• TASK DESCRIPTION
With the pictures omitted, write out the entries that follow exactly as they stand.

[INFORMATION PROVIDED Boundary: Start]

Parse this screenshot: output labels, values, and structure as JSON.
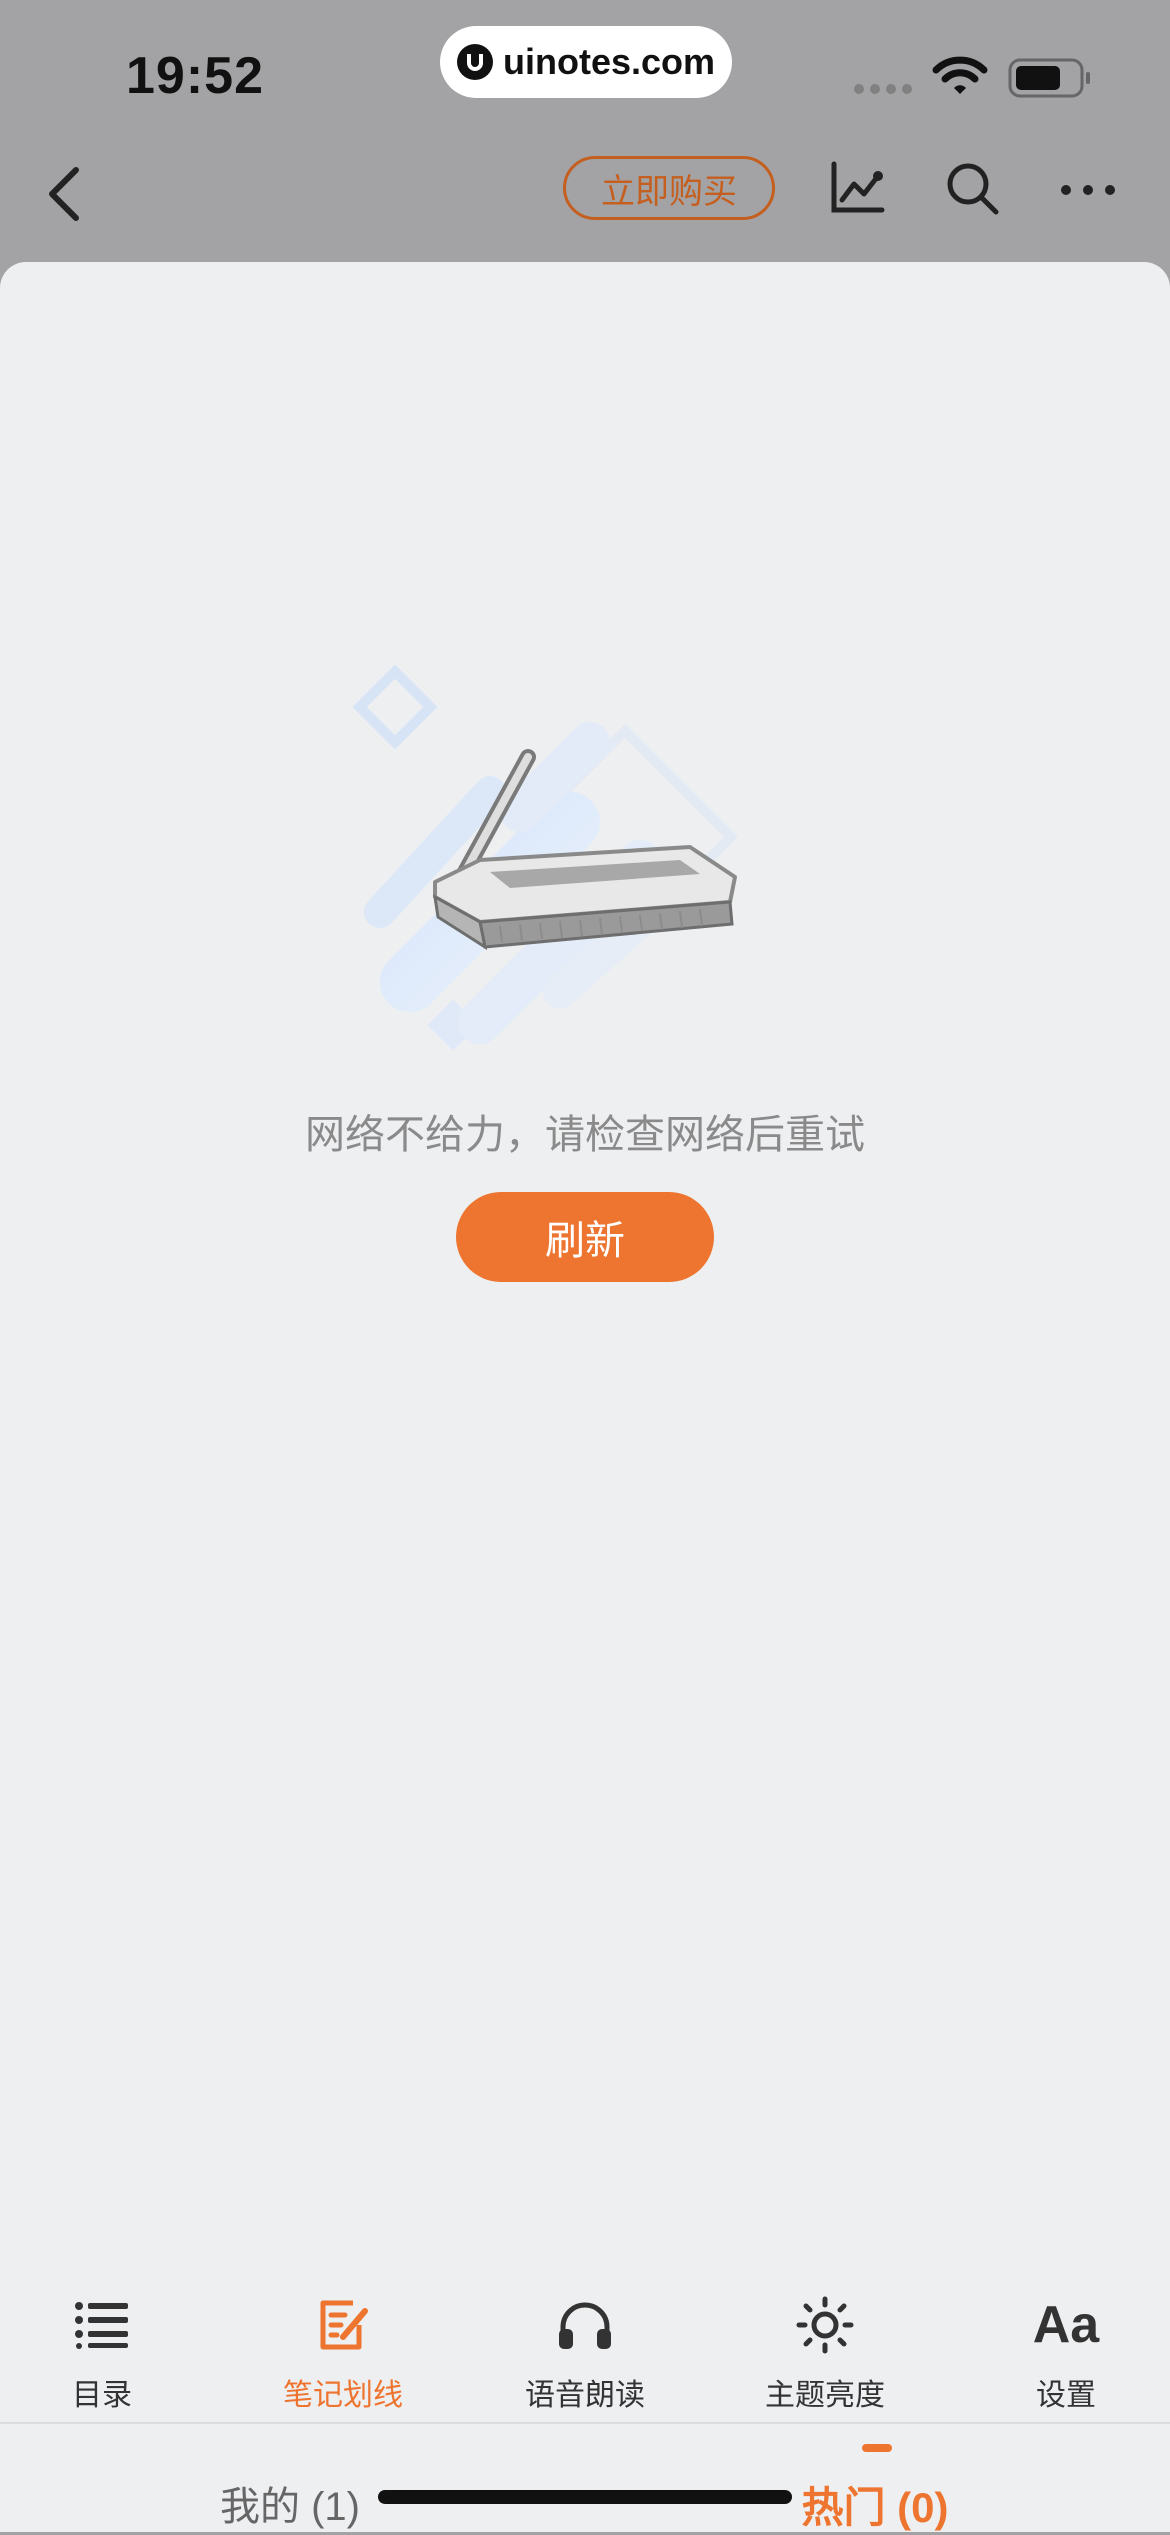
{
  "status_bar": {
    "time": "19:52",
    "url": "uinotes.com",
    "icons": [
      "cellular-signal-icon",
      "wifi-icon",
      "battery-icon"
    ]
  },
  "nav": {
    "buy_label": "立即购买",
    "icons": [
      "back-chevron-icon",
      "trend-chart-icon",
      "search-icon",
      "more-icon"
    ]
  },
  "content": {
    "error_message": "网络不给力，请检查网络后重试",
    "refresh_label": "刷新",
    "illustration": "offline-router-icon"
  },
  "tabs": {
    "mine": "我的 (1)",
    "hot": "热门 (0)",
    "active": "hot"
  },
  "toolbar": {
    "items": [
      {
        "label": "目录",
        "icon": "list-icon"
      },
      {
        "label": "笔记划线",
        "icon": "note-edit-icon"
      },
      {
        "label": "语音朗读",
        "icon": "headphones-icon"
      },
      {
        "label": "主题亮度",
        "icon": "brightness-icon"
      },
      {
        "label": "设置",
        "icon": "font-settings-icon"
      }
    ],
    "aa_text": "Aa"
  },
  "colors": {
    "accent": "#ed7530",
    "buy_outline": "#c55f1f",
    "header_bg": "#a3a3a5",
    "content_bg": "#eeeff1"
  }
}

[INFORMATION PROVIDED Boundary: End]

• SOLUTION
Parse this screenshot: output labels, values, and structure as JSON.
{
  "status_bar": {
    "time": "19:52",
    "url": "uinotes.com",
    "icons": [
      "cellular-signal-icon",
      "wifi-icon",
      "battery-icon"
    ]
  },
  "nav": {
    "buy_label": "立即购买",
    "icons": [
      "back-chevron-icon",
      "trend-chart-icon",
      "search-icon",
      "more-icon"
    ]
  },
  "content": {
    "error_message": "网络不给力，请检查网络后重试",
    "refresh_label": "刷新",
    "illustration": "offline-router-icon"
  },
  "tabs": {
    "mine": "我的 (1)",
    "hot": "热门 (0)",
    "active": "hot"
  },
  "toolbar": {
    "items": [
      {
        "label": "目录",
        "icon": "list-icon"
      },
      {
        "label": "笔记划线",
        "icon": "note-edit-icon"
      },
      {
        "label": "语音朗读",
        "icon": "headphones-icon"
      },
      {
        "label": "主题亮度",
        "icon": "brightness-icon"
      },
      {
        "label": "设置",
        "icon": "font-settings-icon"
      }
    ],
    "aa_text": "Aa"
  },
  "colors": {
    "accent": "#ed7530",
    "buy_outline": "#c55f1f",
    "header_bg": "#a3a3a5",
    "content_bg": "#eeeff1"
  }
}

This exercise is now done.